Paul Graham is a terrific, perceptive essayist. (If you haven’t read his collection Hackers & Painters: Big Ideas from the Computer Age: Essays on the Art of Programming then might I humbly suggest a visit to Amazon?)
His latest essay on how Apple is treating the programmers who develop Apps for the iPhone/iTouch is characteristically acute.
This is how it opens:
I don’t think Apple realizes how badly the App Store approval process is broken. Or rather, I don’t think they realize how much it matters that it’s broken.
The way Apple runs the App Store has harmed their reputation with programmers more than anything else they’ve ever done. Their reputation with programmers used to be great. It used to be the most common complaint you heard about Apple was that their fans admired them too uncritically. The App Store has changed that. Now a lot of programmers have started to see Apple as evil.
How much of the goodwill Apple once had with programmers have they lost over the App Store? A third? Half? And that’s just so far. The App Store is an ongoing karma leak…
Take a break. Grab a coffee. And read the whole piece.
The only way to break Apple’s stranglehold on the Apps business is to find a way of making the Android platform attractive to developers.
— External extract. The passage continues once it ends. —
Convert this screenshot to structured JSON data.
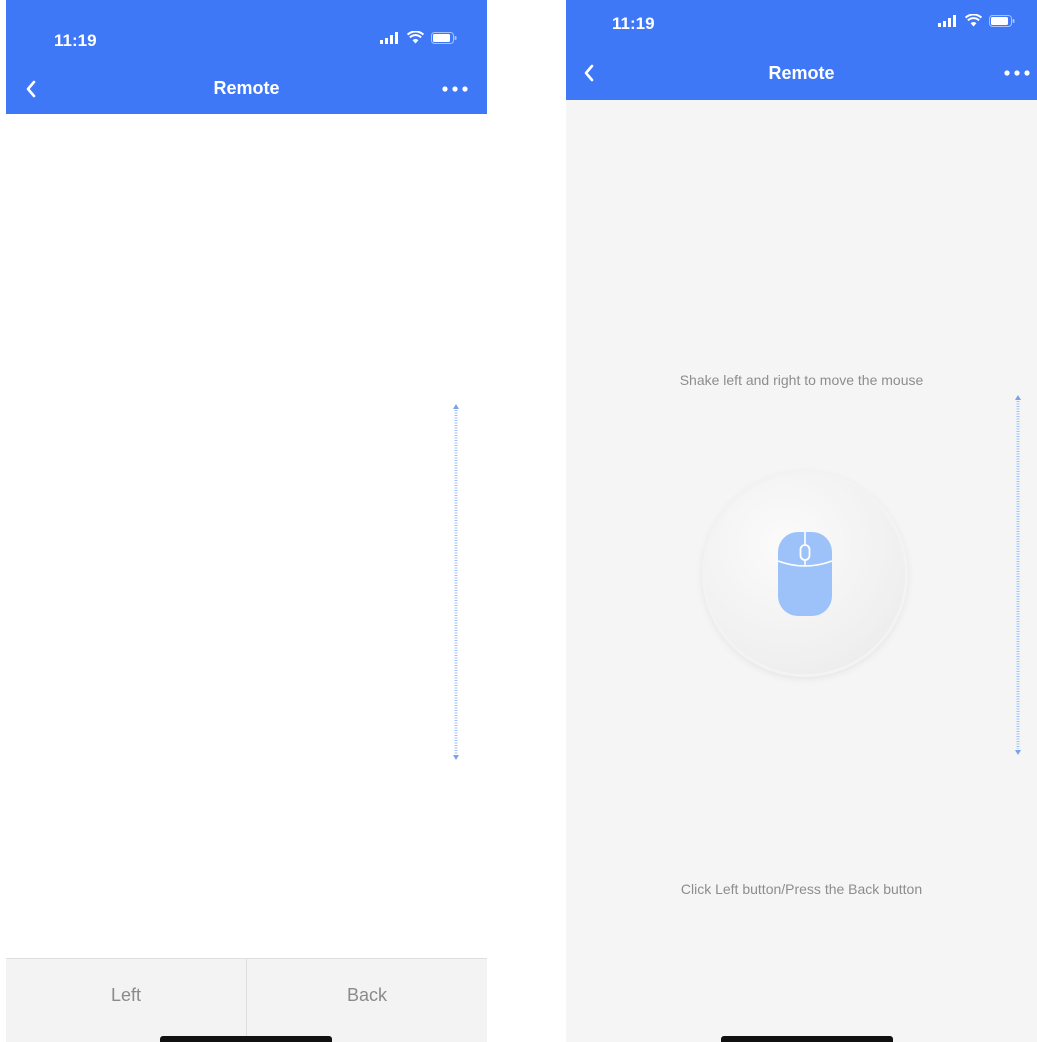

The problem is — as Graham points out — that most geeks have iPhones and we know from long experience that the best software comes from programmers “scratching an itch” (as Eric Raymond put it). So maybe an intelligent strategy would be for Google (or Motorola or other handset manufacturers who aim to offer Android phones) to identify developers and offer them free Android phones.